-------- RECORDS SHOWN --------

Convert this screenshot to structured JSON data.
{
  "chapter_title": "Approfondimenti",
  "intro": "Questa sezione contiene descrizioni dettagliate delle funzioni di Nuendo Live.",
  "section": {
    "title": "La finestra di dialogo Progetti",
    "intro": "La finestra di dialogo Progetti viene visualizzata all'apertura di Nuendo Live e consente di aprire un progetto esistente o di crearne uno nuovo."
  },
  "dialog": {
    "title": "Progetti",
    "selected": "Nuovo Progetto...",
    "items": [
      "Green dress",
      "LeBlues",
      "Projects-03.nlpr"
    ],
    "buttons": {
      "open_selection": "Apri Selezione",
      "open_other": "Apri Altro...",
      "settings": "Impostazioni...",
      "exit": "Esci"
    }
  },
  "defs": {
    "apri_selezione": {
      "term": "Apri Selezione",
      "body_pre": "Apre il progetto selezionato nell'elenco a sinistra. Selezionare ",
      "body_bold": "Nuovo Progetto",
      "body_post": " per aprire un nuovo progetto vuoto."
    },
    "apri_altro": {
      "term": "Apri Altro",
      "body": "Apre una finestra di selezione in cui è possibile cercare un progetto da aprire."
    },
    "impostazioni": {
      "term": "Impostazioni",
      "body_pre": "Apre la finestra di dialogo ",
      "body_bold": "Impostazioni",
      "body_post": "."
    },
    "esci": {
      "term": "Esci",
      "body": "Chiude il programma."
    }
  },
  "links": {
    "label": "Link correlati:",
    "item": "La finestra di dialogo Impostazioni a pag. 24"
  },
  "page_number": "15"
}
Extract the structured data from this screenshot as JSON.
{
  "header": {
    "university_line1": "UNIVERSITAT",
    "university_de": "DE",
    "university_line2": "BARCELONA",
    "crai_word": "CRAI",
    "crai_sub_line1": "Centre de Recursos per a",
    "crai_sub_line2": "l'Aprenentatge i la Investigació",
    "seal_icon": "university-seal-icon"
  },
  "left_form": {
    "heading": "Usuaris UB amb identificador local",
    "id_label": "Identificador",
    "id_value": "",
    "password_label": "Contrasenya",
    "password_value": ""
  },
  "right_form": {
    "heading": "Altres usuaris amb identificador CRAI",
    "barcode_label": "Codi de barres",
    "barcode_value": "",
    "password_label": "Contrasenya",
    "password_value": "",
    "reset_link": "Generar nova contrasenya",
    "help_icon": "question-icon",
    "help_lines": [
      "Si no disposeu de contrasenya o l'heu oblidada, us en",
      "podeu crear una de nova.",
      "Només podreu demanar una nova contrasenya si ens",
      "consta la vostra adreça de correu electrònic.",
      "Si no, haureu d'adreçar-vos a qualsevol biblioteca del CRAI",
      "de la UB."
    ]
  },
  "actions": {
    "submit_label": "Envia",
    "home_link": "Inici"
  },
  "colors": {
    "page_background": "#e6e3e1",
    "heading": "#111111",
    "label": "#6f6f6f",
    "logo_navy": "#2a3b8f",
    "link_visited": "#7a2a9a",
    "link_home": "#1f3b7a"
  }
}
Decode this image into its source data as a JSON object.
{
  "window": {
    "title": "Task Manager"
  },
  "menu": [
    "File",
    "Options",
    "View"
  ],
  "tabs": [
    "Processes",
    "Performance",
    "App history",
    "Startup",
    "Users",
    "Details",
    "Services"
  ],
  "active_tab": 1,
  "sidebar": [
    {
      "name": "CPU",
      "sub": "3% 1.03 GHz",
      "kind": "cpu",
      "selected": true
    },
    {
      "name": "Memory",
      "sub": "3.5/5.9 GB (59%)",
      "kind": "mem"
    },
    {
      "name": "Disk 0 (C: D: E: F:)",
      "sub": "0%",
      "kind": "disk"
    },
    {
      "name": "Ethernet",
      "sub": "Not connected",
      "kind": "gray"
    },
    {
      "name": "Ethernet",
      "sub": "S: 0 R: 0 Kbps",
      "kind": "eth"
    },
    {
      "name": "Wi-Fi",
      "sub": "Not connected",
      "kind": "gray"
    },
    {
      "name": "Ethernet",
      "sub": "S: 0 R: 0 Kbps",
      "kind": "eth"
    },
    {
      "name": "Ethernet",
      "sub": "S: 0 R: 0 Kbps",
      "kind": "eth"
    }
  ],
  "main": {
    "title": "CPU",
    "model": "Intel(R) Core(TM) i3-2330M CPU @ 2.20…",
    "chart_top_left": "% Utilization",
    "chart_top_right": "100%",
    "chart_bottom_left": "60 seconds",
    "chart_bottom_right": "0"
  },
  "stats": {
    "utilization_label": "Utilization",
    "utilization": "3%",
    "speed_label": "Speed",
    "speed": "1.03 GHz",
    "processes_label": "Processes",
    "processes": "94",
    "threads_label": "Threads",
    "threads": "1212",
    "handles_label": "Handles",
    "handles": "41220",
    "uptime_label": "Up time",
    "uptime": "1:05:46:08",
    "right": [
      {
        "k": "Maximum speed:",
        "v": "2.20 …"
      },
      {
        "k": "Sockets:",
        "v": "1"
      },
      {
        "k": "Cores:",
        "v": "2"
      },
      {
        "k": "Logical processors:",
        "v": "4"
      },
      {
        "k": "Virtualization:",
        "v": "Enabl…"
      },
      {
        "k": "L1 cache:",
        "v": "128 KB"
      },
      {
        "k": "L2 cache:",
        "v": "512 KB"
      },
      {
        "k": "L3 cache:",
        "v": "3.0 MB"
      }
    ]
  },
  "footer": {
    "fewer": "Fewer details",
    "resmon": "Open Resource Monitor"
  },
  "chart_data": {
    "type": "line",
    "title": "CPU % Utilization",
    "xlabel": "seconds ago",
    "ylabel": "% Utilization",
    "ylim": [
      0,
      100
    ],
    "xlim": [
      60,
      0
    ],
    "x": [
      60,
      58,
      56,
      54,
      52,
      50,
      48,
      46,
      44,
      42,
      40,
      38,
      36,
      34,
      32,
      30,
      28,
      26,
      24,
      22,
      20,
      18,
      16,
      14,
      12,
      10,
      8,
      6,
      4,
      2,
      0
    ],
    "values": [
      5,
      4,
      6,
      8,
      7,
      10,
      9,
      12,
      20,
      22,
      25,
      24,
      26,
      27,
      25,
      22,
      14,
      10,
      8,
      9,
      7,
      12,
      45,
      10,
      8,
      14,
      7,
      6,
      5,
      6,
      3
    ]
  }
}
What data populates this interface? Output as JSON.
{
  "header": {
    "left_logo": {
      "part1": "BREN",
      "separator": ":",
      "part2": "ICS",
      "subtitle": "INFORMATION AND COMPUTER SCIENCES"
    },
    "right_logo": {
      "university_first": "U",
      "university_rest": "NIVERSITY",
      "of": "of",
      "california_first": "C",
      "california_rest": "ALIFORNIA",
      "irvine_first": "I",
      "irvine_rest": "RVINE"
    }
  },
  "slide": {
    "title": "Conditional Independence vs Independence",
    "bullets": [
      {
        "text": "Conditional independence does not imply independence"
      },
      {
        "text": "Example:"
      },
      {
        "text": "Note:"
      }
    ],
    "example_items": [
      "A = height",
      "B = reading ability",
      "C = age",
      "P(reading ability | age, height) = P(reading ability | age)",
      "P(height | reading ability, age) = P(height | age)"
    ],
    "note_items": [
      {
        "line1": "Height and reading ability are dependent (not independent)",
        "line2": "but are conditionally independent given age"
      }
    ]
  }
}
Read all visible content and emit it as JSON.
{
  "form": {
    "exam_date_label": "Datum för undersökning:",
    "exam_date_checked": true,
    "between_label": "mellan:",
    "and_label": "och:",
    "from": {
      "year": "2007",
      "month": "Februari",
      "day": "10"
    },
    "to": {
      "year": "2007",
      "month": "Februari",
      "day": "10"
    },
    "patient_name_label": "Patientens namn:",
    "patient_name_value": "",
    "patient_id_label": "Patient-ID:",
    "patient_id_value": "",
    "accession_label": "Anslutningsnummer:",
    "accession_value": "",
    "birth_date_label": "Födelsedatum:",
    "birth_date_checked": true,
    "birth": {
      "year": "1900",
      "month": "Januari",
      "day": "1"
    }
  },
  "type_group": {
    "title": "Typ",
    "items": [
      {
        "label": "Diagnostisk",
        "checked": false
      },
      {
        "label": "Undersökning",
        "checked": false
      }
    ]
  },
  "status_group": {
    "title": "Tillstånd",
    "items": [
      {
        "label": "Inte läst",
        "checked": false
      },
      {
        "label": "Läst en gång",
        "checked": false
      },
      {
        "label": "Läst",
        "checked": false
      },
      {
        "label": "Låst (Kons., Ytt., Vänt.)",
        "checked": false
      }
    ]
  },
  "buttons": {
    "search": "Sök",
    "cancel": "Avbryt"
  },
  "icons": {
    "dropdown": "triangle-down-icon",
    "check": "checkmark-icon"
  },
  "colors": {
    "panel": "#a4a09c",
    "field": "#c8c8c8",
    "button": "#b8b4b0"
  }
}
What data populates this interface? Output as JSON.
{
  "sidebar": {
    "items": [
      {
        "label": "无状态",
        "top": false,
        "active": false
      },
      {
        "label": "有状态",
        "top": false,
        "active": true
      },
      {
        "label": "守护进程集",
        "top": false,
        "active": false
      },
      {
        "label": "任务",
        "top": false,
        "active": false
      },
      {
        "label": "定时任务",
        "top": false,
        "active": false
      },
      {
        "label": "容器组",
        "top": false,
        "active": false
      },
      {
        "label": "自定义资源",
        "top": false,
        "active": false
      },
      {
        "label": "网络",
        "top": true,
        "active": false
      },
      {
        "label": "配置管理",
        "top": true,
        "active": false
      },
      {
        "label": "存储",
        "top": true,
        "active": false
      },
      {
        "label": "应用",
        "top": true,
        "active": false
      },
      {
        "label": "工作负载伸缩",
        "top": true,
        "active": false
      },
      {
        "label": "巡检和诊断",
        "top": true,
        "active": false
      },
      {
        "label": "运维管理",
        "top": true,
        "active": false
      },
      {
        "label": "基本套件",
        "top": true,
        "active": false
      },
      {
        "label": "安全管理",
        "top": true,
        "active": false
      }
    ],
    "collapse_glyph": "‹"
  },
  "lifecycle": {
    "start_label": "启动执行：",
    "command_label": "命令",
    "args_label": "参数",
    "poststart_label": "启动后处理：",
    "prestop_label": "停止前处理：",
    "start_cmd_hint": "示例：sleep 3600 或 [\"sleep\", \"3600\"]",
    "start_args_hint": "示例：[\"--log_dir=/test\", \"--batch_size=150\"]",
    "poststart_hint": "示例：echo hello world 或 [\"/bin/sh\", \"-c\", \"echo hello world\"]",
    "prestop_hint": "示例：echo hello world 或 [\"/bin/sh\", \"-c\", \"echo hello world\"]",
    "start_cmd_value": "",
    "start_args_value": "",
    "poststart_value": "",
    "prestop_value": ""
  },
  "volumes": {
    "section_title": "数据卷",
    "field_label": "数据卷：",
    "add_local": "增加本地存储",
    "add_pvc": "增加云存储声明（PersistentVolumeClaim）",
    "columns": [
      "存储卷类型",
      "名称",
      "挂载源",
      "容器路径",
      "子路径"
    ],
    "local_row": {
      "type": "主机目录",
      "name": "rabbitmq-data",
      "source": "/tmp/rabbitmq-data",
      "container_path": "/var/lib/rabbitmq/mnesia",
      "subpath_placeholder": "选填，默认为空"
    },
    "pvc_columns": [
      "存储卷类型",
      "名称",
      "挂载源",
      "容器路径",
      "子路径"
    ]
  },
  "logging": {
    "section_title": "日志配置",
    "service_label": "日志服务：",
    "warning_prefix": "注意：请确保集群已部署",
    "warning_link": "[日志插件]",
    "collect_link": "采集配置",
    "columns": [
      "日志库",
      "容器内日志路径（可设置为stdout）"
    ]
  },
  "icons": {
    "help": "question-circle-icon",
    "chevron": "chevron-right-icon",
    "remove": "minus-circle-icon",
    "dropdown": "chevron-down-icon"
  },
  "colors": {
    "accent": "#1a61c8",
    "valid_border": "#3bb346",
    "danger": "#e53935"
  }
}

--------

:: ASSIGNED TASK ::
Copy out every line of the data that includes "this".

:: EXERCISE SOLUTION ::
Convert this screenshot to structured JSON data.
Extract the structured data from this screenshot as JSON.
Decode this image into its source data as a JSON object.
What data populates this interface? Output as JSON.
What data populates this interface? Output as JSON.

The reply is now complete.